-------- Data section
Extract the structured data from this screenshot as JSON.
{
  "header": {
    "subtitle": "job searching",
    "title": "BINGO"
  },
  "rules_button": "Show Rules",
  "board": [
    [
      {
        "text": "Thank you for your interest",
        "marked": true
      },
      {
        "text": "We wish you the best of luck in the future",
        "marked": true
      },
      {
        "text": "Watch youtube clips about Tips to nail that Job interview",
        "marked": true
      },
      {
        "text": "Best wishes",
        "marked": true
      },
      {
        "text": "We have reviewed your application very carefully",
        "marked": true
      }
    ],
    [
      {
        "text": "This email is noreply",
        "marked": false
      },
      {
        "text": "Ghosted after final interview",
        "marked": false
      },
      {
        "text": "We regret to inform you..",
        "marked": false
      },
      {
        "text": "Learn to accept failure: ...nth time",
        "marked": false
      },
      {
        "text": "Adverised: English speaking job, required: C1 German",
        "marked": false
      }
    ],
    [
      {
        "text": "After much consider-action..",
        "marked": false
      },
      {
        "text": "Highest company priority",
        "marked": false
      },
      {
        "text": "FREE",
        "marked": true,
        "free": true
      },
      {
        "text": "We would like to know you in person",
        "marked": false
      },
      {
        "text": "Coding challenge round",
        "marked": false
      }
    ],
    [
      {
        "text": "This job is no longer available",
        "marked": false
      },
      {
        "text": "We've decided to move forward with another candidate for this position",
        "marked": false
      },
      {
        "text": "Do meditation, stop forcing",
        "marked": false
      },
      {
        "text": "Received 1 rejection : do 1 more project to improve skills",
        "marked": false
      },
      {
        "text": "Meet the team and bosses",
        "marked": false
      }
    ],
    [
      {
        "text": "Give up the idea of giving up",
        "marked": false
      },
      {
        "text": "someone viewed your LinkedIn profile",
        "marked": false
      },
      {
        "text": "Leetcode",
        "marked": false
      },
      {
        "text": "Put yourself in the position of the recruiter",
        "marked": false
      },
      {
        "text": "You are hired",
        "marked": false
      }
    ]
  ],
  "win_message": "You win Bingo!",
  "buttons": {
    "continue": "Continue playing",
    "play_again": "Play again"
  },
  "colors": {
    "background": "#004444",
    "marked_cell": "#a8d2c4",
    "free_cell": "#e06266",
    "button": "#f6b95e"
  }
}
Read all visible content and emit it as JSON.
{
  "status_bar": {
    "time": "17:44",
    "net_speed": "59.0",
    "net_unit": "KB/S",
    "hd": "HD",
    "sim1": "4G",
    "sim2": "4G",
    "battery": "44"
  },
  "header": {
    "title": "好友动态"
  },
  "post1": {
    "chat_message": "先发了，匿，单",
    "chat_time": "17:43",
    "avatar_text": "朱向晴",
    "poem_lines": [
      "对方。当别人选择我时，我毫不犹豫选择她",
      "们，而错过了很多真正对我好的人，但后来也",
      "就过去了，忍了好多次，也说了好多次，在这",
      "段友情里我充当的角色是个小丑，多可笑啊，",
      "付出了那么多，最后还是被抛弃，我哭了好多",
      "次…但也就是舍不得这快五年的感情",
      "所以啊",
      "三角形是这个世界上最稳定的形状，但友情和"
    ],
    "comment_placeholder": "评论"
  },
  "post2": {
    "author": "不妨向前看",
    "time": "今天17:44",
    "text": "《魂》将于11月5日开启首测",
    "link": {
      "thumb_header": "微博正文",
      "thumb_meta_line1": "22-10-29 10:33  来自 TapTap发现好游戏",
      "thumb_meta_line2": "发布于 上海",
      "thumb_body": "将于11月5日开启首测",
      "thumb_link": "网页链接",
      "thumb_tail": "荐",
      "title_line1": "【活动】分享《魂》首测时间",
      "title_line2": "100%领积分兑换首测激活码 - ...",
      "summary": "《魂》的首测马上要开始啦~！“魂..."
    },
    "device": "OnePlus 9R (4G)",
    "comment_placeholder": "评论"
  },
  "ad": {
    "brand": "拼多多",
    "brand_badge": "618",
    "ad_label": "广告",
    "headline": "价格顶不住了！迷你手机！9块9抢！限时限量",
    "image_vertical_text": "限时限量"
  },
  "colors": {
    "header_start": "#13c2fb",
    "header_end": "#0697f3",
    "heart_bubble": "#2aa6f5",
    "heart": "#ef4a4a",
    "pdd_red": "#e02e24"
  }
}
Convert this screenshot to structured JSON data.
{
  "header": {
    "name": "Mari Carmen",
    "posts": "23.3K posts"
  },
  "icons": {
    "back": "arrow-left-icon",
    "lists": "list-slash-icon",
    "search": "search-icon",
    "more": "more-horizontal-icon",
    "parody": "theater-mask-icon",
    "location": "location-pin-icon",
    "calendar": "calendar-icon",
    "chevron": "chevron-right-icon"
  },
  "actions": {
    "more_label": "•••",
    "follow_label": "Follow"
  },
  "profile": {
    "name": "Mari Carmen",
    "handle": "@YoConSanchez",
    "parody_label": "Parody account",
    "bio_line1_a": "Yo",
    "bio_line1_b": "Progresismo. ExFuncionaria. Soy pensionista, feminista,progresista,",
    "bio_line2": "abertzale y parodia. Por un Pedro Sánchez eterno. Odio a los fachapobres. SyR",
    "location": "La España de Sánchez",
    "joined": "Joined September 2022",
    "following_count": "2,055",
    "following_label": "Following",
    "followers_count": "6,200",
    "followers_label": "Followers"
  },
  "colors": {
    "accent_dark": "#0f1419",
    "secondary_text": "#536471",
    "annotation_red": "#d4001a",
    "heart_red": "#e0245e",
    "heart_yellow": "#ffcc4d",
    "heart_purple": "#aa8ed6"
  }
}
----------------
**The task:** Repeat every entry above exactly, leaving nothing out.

**Output for this task:**
Extract the structured data from this screenshot as JSON.
{
  "header": {
    "subtitle": "job searching",
    "title": "BINGO"
  },
  "rules_button": "Show Rules",
  "board": [
    [
      {
        "text": "Thank you for your interest",
        "marked": true
      },
      {
        "text": "We wish you the best of luck in the future",
        "marked": true
      },
      {
        "text": "Watch youtube clips about Tips to nail that Job interview",
        "marked": true
      },
      {
        "text": "Best wishes",
        "marked": true
      },
      {
        "text": "We have reviewed your application very carefully",
        "marked": true
      }
    ],
    [
      {
        "text": "This email is noreply",
        "marked": false
      },
      {
        "text": "Ghosted after final interview",
        "marked": false
      },
      {
        "text": "We regret to inform you..",
        "marked": false
      },
      {
        "text": "Learn to accept failure: ...nth time",
        "marked": false
      },
      {
        "text": "Adverised: English speaking job, required: C1 German",
        "marked": false
      }
    ],
    [
      {
        "text": "After much consider-action..",
        "marked": false
      },
      {
        "text": "Highest company priority",
        "marked": false
      },
      {
        "text": "FREE",
        "marked": true,
        "free": true
      },
      {
        "text": "We would like to know you in person",
        "marked": false
      },
      {
        "text": "Coding challenge round",
        "marked": false
      }
    ],
    [
      {
        "text": "This job is no longer available",
        "marked": false
      },
      {
        "text": "We've decided to move forward with another candidate for this position",
        "marked": false
      },
      {
        "text": "Do meditation, stop forcing",
        "marked": false
      },
      {
        "text": "Received 1 rejection : do 1 more project to improve skills",
        "marked": false
      },
      {
        "text": "Meet the team and bosses",
        "marked": false
      }
    ],
    [
      {
        "text": "Give up the idea of giving up",
        "marked": false
      },
      {
        "text": "someone viewed your LinkedIn profile",
        "marked": false
      },
      {
        "text": "Leetcode",
        "marked": false
      },
      {
        "text": "Put yourself in the position of the recruiter",
        "marked": false
      },
      {
        "text": "You are hired",
        "marked": false
      }
    ]
  ],
  "win_message": "You win Bingo!",
  "buttons": {
    "continue": "Continue playing",
    "play_again": "Play again"
  },
  "colors": {
    "background": "#004444",
    "marked_cell": "#a8d2c4",
    "free_cell": "#e06266",
    "button": "#f6b95e"
  }
}
Read all visible content and emit it as JSON.
{
  "status_bar": {
    "time": "17:44",
    "net_speed": "59.0",
    "net_unit": "KB/S",
    "hd": "HD",
    "sim1": "4G",
    "sim2": "4G",
    "battery": "44"
  },
  "header": {
    "title": "好友动态"
  },
  "post1": {
    "chat_message": "先发了，匿，单",
    "chat_time": "17:43",
    "avatar_text": "朱向晴",
    "poem_lines": [
      "对方。当别人选择我时，我毫不犹豫选择她",
      "们，而错过了很多真正对我好的人，但后来也",
      "就过去了，忍了好多次，也说了好多次，在这",
      "段友情里我充当的角色是个小丑，多可笑啊，",
      "付出了那么多，最后还是被抛弃，我哭了好多",
      "次…但也就是舍不得这快五年的感情",
      "所以啊",
      "三角形是这个世界上最稳定的形状，但友情和"
    ],
    "comment_placeholder": "评论"
  },
  "post2": {
    "author": "不妨向前看",
    "time": "今天17:44",
    "text": "《魂》将于11月5日开启首测",
    "link": {
      "thumb_header": "微博正文",
      "thumb_meta_line1": "22-10-29 10:33  来自 TapTap发现好游戏",
      "thumb_meta_line2": "发布于 上海",
      "thumb_body": "将于11月5日开启首测",
      "thumb_link": "网页链接",
      "thumb_tail": "荐",
      "title_line1": "【活动】分享《魂》首测时间",
      "title_line2": "100%领积分兑换首测激活码 - ...",
      "summary": "《魂》的首测马上要开始啦~！“魂..."
    },
    "device": "OnePlus 9R (4G)",
    "comment_placeholder": "评论"
  },
  "ad": {
    "brand": "拼多多",
    "brand_badge": "618",
    "ad_label": "广告",
    "headline": "价格顶不住了！迷你手机！9块9抢！限时限量",
    "image_vertical_text": "限时限量"
  },
  "colors": {
    "header_start": "#13c2fb",
    "header_end": "#0697f3",
    "heart_bubble": "#2aa6f5",
    "heart": "#ef4a4a",
    "pdd_red": "#e02e24"
  }
}
Convert this screenshot to structured JSON data.
{
  "header": {
    "name": "Mari Carmen",
    "posts": "23.3K posts"
  },
  "icons": {
    "back": "arrow-left-icon",
    "lists": "list-slash-icon",
    "search": "search-icon",
    "more": "more-horizontal-icon",
    "parody": "theater-mask-icon",
    "location": "location-pin-icon",
    "calendar": "calendar-icon",
    "chevron": "chevron-right-icon"
  },
  "actions": {
    "more_label": "•••",
    "follow_label": "Follow"
  },
  "profile": {
    "name": "Mari Carmen",
    "handle": "@YoConSanchez",
    "parody_label": "Parody account",
    "bio_line1_a": "Yo",
    "bio_line1_b": "Progresismo. ExFuncionaria. Soy pensionista, feminista,progresista,",
    "bio_line2": "abertzale y parodia. Por un Pedro Sánchez eterno. Odio a los fachapobres. SyR",
    "location": "La España de Sánchez",
    "joined": "Joined September 2022",
    "following_count": "2,055",
    "following_label": "Following",
    "followers_count": "6,200",
    "followers_label": "Followers"
  },
  "colors": {
    "accent_dark": "#0f1419",
    "secondary_text": "#536471",
    "annotation_red": "#d4001a",
    "heart_red": "#e0245e",
    "heart_yellow": "#ffcc4d",
    "heart_purple": "#aa8ed6"
  }
}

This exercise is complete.